Our arsenal to treat bacterial infections is rapidly diminishing as an increasing number of human bacterial pathogens are resistant to existing antimicrobials / antibiotics. To understand the genetic and biochemical basis of resistance and to develop new antimicrobials, I started a scientific program in 2012 titled 'Taskforce to study Resistance Emergence & Antimicrobial development Technology' (TREAT). This program comprises of collaborative laboratories around the world with varying expertise but only one goal, that is, to develop new antibiotics and to understand how bugs resist them.
Here, I will share publications relevant to antimicrobial resistance and new antimicrobials.
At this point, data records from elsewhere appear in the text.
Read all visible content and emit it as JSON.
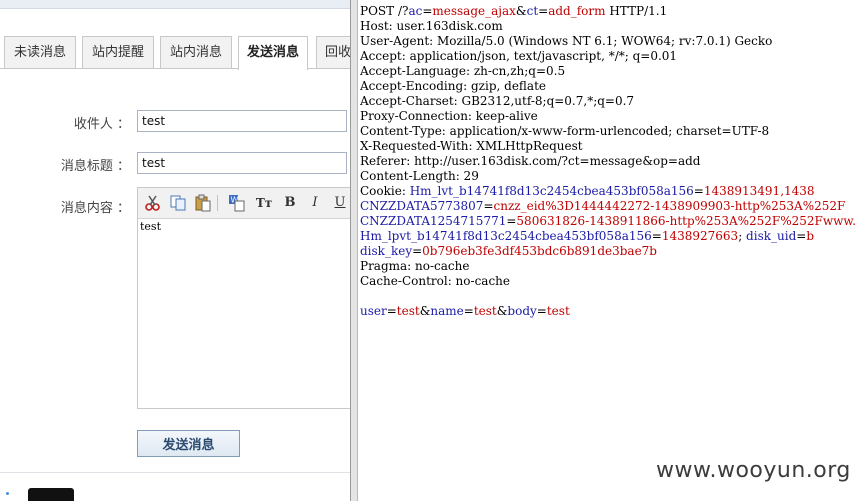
{
  "tabs": [
    {
      "label": "未读消息",
      "active": false
    },
    {
      "label": "站内提醒",
      "active": false
    },
    {
      "label": "站内消息",
      "active": false
    },
    {
      "label": "发送消息",
      "active": true
    },
    {
      "label": "回收",
      "active": false
    }
  ],
  "form": {
    "recipient_label": "收件人 ：",
    "recipient_value": "test",
    "subject_label": "消息标题 ：",
    "subject_value": "test",
    "content_label": "消息内容 ：",
    "content_value": "test",
    "send_label": "发送消息"
  },
  "editor_toolbar": [
    "cut-icon",
    "copy-icon",
    "paste-icon",
    "paste-word-icon",
    "font-size-icon",
    "bold-icon",
    "italic-icon",
    "underline-icon"
  ],
  "request": {
    "line1": {
      "a": "POST /?",
      "b": "ac",
      "c": "=",
      "d": "message_ajax",
      "e": "&",
      "f": "ct",
      "g": "=",
      "h": "add_form",
      "i": " HTTP/1.1"
    },
    "host": "Host: user.163disk.com",
    "user_agent": "User-Agent: Mozilla/5.0 (Windows NT 6.1; WOW64; rv:7.0.1) Gecko",
    "accept": "Accept: application/json, text/javascript, */*; q=0.01",
    "accept_language": "Accept-Language: zh-cn,zh;q=0.5",
    "accept_encoding": "Accept-Encoding: gzip, deflate",
    "accept_charset": "Accept-Charset: GB2312,utf-8;q=0.7,*;q=0.7",
    "proxy_connection": "Proxy-Connection: keep-alive",
    "content_type": "Content-Type: application/x-www-form-urlencoded; charset=UTF-8",
    "x_requested_with": "X-Requested-With: XMLHttpRequest",
    "referer": "Referer: http://user.163disk.com/?ct=message&op=add",
    "content_length": "Content-Length: 29",
    "cookie": {
      "prefix": "Cookie: ",
      "c1_name": "Hm_lvt_b14741f8d13c2454cbea453bf058a156",
      "c1_value": "1438913491,1438",
      "c2_name": "CNZZDATA5773807",
      "c2_value": "cnzz_eid%3D1444442272-1438909903-http%253A%252F",
      "c3_name": "CNZZDATA1254715771",
      "c3_value": "580631826-1438911866-http%253A%252F%252Fwww.",
      "c4_name": "Hm_lpvt_b14741f8d13c2454cbea453bf058a156",
      "c4_value": "1438927663",
      "c5_name": "disk_uid",
      "c5_value": "b",
      "c6_name": "disk_key",
      "c6_value": "0b796eb3fe3df453bdc6b891de3bae7b"
    },
    "pragma": "Pragma: no-cache",
    "cache_control": "Cache-Control: no-cache",
    "body": {
      "p1_name": "user",
      "p1_value": "test",
      "p2_name": "name",
      "p2_value": "test",
      "p3_name": "body",
      "p3_value": "test"
    }
  },
  "watermark": "www.wooyun.org",
  "colors": {
    "param_name": "#1a1aa6",
    "param_value": "#c00000"
  }
}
I will also post results of our (TREAT) effort.

Thursday, February 19, 2015

Friday, December 5, 2014

Antimicrobial Development Effort by Pharma

Here is an excellent 2007 report on effort by pharma to develop new antimicrobials in response to 'bad bugs' that are resistant to many existing drugs. Click here.
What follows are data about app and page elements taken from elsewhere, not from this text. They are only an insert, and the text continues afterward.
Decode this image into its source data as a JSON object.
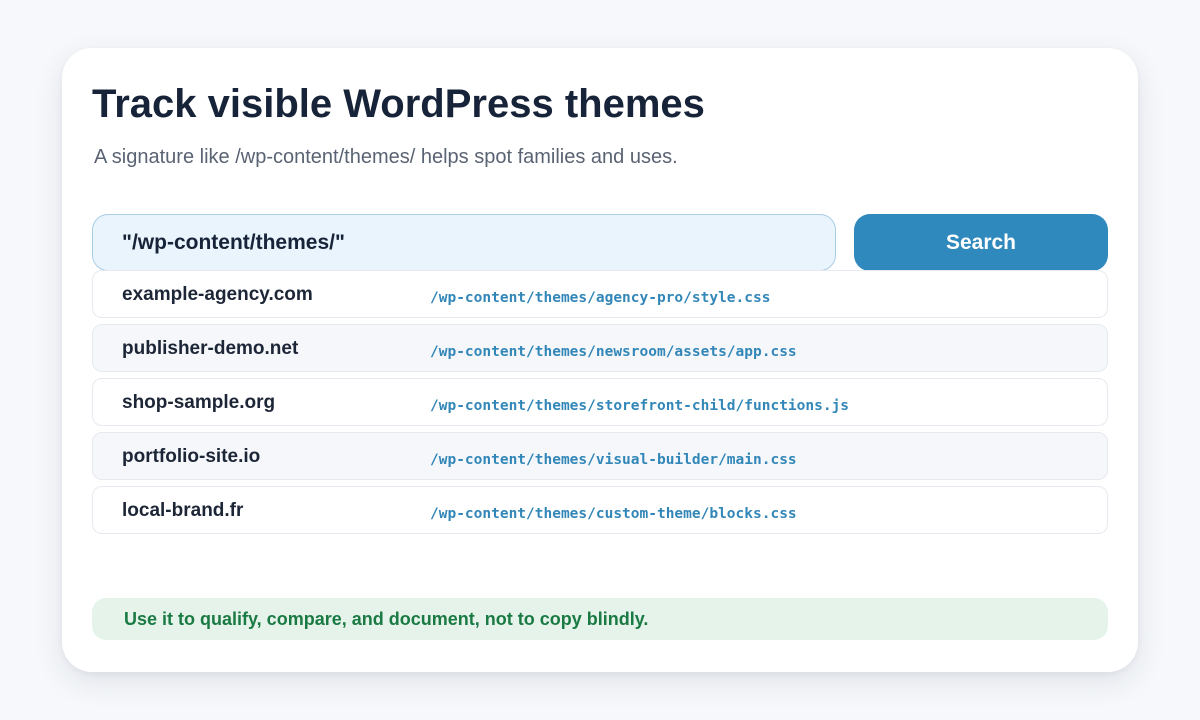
{
  "header": {
    "title": "Track visible WordPress themes",
    "subtitle": "A signature like /wp-content/themes/ helps spot families and uses."
  },
  "search": {
    "value": "\"/wp-content/themes/\"",
    "button_label": "Search"
  },
  "results": [
    {
      "domain": "example-agency.com",
      "path": "/wp-content/themes/agency-pro/style.css"
    },
    {
      "domain": "publisher-demo.net",
      "path": "/wp-content/themes/newsroom/assets/app.css"
    },
    {
      "domain": "shop-sample.org",
      "path": "/wp-content/themes/storefront-child/functions.js"
    },
    {
      "domain": "portfolio-site.io",
      "path": "/wp-content/themes/visual-builder/main.css"
    },
    {
      "domain": "local-brand.fr",
      "path": "/wp-content/themes/custom-theme/blocks.css"
    }
  ],
  "note": {
    "text": "Use it to qualify, compare, and document, not to copy blindly."
  },
  "colors": {
    "accent": "#2f89bd",
    "title": "#172338",
    "path": "#3287b8",
    "note_text": "#1a7a43",
    "note_bg": "#e6f3ea"
  }
}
IDSA declares epidemic of 'Bad Bugs No Drugs'

In 2008, a group of senior IDSA (Infectious Diseases Society of America) members published a report describing epidemics of "Bad Bugs" or bacterial pathogens that are increasingly becoming difficult to treat due to their developing resistance to existing drugs. Click here to access this paper.